First, the Obama administration used the executive budget to allocate over three billion dollars to replacing aging networks. Then, the Trump administration has advanced the objective with the Modernizing Government Technology Act. This act sets aside a devoted source of funding to help agencies transition to the cloud, implement shared services, and enhance cyber defense capabilities.

WHAT DOES ALL OF THIS TECHNICAL BUDGET STUFF MEAN FOR YOU AND YOUR COMMISSIONS CHECK?

To put it simply, for a federal IT sales representative, knowing the ins-and-outs of the federal budget can help you make a sale, even when the customer “technically” doesn’t have the money to pay for it.

Allow us to explain by leaving you with two main points

First point:

The budget is out there….it is public information.

Budget information is publicly accessible and just a few clicks away online, use it to your advantage! The White House and Office of Management and Budget typically post a massive document online which contains the budget priorities of the current administration, summary tables, analytical perspectives and more.

Here is the Budget Document for the Fiscal Year 2019.

Take some time to research the major areas of spend, specifically within IT. Determine where the government is allocating its “modernization” dollars, as mentioned above.

Is it in Cyber? Where in Cyber? Data Analytics?

Once you determine the major focus areas – you can use this information to target your sales efforts and frame your discussions with customers. If you are selling something in these areas, great – if not, think about how your product interacts with these initiatives and strategize from there.

Next point:

What do you do if you are in a budget freeze situation or Continuing Resolution, but you have a customer that wants your technology?

Now that you have read our blog and understand what Continuing Resolution means and how it happens – you can talk knowledgably with your customers about alternatives. You can explore a payment plan or a usage-model with your customer. These solutions enable customers to acquire technology NOW, by leveraging a small portion of its budget.

That’s a win for them and for you.

Federal IT sales is not easy – making a technical sale is tough enough……and when you throw government funding and budget issues into the mix it becomes increasingly more difficult!

Our advice?

Do your homework and think of creative procurement models along the way.
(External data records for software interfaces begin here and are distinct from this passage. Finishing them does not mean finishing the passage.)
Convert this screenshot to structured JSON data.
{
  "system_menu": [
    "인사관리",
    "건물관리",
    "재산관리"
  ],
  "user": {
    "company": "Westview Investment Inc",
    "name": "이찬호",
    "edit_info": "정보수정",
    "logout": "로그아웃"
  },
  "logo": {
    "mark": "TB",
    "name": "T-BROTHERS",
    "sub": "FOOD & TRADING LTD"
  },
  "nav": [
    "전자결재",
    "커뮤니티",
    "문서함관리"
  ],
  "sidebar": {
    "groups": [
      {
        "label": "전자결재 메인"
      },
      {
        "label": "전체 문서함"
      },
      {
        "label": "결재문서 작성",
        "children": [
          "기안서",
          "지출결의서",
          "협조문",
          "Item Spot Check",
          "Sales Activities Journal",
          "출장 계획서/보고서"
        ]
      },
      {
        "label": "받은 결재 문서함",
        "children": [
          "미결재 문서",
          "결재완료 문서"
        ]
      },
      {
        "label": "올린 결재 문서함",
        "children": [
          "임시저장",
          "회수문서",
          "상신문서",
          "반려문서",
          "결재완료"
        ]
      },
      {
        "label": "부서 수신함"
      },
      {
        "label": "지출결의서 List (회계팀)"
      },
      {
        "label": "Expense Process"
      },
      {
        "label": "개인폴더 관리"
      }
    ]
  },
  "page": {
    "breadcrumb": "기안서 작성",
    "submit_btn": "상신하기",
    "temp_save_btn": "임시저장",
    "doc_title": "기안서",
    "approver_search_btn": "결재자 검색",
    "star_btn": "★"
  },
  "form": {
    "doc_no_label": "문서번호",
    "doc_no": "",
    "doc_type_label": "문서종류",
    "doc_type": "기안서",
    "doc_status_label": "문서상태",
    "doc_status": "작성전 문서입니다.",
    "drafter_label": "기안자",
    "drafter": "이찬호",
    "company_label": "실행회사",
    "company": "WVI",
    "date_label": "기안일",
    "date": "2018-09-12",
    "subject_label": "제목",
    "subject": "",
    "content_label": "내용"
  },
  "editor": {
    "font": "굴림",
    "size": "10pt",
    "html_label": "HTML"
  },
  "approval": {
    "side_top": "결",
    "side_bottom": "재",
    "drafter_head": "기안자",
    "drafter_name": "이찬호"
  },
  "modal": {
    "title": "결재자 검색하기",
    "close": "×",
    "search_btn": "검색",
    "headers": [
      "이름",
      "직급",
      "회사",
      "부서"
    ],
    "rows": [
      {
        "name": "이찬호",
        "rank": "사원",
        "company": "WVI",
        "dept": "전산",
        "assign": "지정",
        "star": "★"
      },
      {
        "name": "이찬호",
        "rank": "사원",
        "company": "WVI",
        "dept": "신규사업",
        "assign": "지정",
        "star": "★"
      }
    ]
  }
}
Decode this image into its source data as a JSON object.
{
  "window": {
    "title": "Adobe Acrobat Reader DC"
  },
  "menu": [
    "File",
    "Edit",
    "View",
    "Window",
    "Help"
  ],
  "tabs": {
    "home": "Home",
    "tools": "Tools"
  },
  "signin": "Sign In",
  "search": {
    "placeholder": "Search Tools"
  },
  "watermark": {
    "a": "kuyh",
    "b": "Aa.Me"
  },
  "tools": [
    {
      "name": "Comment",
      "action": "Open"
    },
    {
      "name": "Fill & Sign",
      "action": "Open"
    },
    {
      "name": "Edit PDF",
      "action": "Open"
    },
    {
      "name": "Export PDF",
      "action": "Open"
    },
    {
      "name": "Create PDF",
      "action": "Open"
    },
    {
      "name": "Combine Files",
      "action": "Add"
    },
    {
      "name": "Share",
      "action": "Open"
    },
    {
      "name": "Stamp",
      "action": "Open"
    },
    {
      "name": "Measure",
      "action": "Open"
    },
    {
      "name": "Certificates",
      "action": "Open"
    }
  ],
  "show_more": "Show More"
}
Knowledge of your sales landscape and preparation are keys to your success.

Let Four Inc. know if we can help you get your customer to “Yes”!